▶ **DATA FOR THIS EXERCISE**
::::

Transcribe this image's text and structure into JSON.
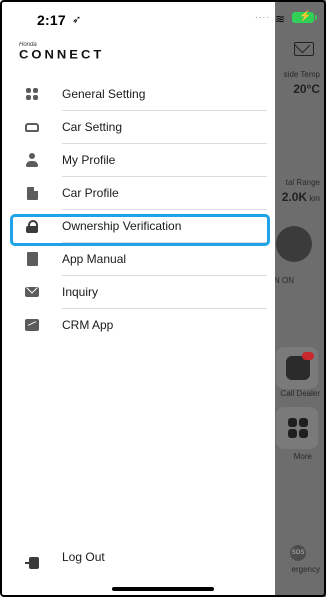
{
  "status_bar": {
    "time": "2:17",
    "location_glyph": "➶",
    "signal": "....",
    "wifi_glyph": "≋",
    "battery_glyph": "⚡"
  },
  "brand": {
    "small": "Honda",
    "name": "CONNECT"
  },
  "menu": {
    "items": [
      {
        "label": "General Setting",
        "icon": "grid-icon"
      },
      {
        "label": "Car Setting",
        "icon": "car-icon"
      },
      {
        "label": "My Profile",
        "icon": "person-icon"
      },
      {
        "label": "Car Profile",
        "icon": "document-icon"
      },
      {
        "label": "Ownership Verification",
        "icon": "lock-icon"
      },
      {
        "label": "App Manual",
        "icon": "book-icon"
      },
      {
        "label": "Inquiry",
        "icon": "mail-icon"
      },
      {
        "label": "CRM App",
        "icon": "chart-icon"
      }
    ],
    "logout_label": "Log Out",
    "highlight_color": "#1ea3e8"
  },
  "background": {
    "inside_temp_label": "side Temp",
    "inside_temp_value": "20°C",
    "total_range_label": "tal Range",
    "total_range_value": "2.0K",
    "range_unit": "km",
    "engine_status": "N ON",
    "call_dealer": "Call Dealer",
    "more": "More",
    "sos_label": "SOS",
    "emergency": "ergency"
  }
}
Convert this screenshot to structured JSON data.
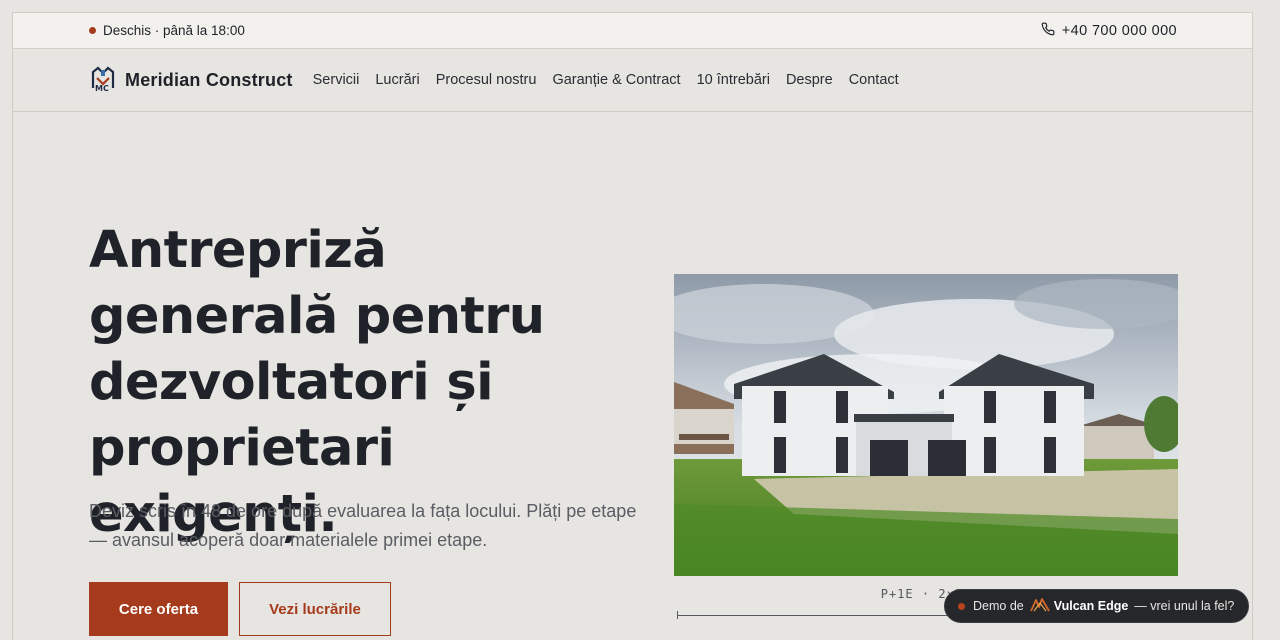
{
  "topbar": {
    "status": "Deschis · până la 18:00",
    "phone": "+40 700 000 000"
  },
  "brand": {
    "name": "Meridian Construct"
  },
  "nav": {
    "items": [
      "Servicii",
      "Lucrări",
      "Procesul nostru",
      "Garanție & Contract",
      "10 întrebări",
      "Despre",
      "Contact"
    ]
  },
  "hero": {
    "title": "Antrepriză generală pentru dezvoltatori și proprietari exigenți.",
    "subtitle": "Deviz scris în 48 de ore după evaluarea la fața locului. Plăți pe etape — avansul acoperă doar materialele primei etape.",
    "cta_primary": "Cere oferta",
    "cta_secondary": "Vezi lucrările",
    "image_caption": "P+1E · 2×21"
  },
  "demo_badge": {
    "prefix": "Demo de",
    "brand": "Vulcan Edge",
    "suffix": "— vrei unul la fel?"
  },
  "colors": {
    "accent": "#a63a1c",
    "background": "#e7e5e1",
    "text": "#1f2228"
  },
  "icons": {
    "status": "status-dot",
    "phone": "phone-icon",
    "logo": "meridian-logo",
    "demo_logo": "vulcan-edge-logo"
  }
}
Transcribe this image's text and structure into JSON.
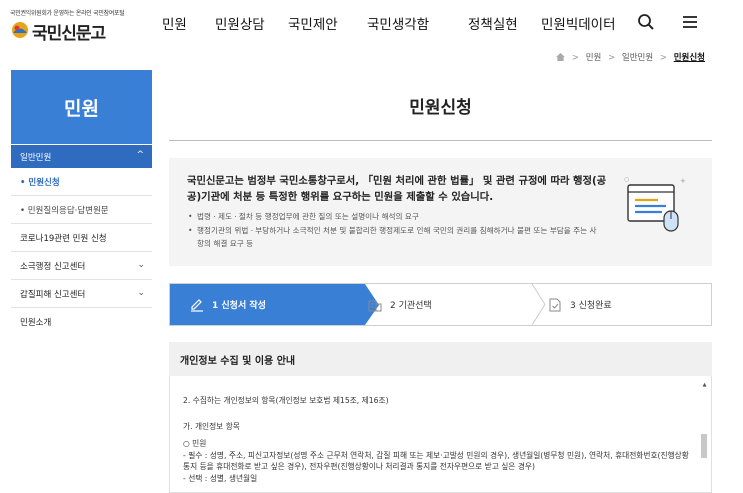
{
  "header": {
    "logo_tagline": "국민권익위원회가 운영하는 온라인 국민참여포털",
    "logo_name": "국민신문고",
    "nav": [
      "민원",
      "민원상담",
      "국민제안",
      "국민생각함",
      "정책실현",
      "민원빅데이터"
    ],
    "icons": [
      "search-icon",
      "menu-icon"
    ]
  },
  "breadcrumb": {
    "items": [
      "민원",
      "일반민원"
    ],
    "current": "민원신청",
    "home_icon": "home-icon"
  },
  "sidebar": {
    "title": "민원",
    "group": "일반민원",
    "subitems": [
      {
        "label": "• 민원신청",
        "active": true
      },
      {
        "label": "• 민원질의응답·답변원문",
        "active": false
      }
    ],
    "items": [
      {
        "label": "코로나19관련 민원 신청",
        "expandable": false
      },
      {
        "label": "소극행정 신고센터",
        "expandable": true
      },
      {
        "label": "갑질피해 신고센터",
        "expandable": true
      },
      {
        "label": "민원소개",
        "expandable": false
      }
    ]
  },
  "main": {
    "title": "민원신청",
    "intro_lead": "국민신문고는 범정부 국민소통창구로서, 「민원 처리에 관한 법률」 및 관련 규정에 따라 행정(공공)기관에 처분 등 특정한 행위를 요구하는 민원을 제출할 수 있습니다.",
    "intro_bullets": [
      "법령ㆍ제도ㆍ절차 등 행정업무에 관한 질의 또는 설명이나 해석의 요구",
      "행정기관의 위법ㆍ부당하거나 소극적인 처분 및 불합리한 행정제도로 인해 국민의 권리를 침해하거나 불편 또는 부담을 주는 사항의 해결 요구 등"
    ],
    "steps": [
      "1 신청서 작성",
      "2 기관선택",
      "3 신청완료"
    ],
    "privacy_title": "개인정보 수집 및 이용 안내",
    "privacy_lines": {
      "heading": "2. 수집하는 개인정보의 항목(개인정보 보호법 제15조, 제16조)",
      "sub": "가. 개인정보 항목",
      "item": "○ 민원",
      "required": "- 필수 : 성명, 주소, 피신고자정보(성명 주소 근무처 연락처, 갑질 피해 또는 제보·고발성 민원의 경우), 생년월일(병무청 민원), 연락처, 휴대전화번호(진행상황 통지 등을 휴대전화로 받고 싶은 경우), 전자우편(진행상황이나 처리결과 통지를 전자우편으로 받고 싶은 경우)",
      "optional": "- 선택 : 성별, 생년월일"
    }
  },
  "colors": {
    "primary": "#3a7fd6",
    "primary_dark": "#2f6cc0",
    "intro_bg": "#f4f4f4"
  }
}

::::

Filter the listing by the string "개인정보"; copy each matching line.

    "privacy_title": "개인정보 수집 및 이용 안내",
      "heading": "2. 수집하는 개인정보의 항목(개인정보 보호법 제15조, 제16조)",
      "sub": "가. 개인정보 항목",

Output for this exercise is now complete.